Sleep Deprivation Diminishes Attentional Control Effectiveness and Impairs Flexible Adaptation to Changing Conditions
Insufficient sleep is a global public health problem resulting in catastrophic accidents, increased mortality, and hundreds of billions of dollars in lost productivity. Yet the effect of sleep deprivation (SD) on decision making and performance is often underestimated by fatigued individuals and is only beginning to be understood by scientists. The deleterious impact of SD is frequently attributed to lapses in vigilant attention, but this account fails to explain many SD-related problems, such as loss of situational awareness and perseveration. Using a laboratory study protocol, we show that SD individuals can maintain information in the focus of attention and anticipate likely correct responses, but their use of such a top-down attentional strategy is less effective at preventing errors caused by competing responses. Moreover, when the task environment requires flexibility, performance under SD suffers dramatically. The impairment in flexible shifting of attentional control we observed is distinct from lapses in vigilant attention, as corroborated by the specificity of the influence of a genetic biomarker, the dopaminergic polymorphism DRD2 C957T. Reduced effectiveness of top-down attentional control under SD, especially when conditions require flexibility, helps to explain maladaptive performance that is not readily explained by lapses in vigilant attention.

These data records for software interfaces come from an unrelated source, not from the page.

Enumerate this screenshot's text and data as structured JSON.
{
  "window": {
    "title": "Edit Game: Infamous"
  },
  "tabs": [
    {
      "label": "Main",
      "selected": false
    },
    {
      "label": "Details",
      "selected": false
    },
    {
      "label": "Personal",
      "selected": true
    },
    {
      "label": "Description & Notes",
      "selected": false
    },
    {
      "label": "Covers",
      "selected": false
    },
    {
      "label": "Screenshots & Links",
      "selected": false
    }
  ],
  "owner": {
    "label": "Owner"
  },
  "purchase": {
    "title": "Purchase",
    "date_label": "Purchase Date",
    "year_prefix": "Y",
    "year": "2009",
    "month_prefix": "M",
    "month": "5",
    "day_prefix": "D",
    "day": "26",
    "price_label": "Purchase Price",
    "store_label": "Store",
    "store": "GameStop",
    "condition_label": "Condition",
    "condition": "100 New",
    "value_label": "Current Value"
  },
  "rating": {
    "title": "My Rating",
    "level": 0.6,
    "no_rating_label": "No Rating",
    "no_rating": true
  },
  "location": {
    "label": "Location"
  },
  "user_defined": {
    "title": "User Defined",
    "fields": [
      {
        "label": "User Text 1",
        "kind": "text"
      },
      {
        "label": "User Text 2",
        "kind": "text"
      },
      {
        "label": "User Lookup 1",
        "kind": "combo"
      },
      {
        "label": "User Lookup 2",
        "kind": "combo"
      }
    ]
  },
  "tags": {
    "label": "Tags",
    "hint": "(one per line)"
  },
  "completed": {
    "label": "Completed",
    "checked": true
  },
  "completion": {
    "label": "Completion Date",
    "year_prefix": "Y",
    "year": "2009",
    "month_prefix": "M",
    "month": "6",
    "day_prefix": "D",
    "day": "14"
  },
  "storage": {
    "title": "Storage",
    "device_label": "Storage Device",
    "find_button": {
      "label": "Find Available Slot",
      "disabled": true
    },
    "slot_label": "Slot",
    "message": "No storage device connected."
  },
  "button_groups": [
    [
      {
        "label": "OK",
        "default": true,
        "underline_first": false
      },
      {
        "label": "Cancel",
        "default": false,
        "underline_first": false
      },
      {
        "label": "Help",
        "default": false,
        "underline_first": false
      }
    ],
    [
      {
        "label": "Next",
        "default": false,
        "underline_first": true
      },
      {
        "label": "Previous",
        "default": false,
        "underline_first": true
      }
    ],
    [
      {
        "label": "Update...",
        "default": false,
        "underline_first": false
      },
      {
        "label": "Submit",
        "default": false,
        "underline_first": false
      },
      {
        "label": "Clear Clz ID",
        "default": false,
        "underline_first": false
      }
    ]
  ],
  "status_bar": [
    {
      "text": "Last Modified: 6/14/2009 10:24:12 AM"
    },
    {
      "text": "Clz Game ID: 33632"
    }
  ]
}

“Sleep Deprivation Diminishes Attentional Control Effectiveness and Impairs Flexible Adaptation to Changing Conditions” by Paul Whitney, John M. Hinson, Brieann C. Satterfield, Devon A. Grant, Kimberly A. Honn & Hans P. A. Van Dongen in Scientific Reports. Published online November 22 2017 doi:10.1038/s41598-017-16165-z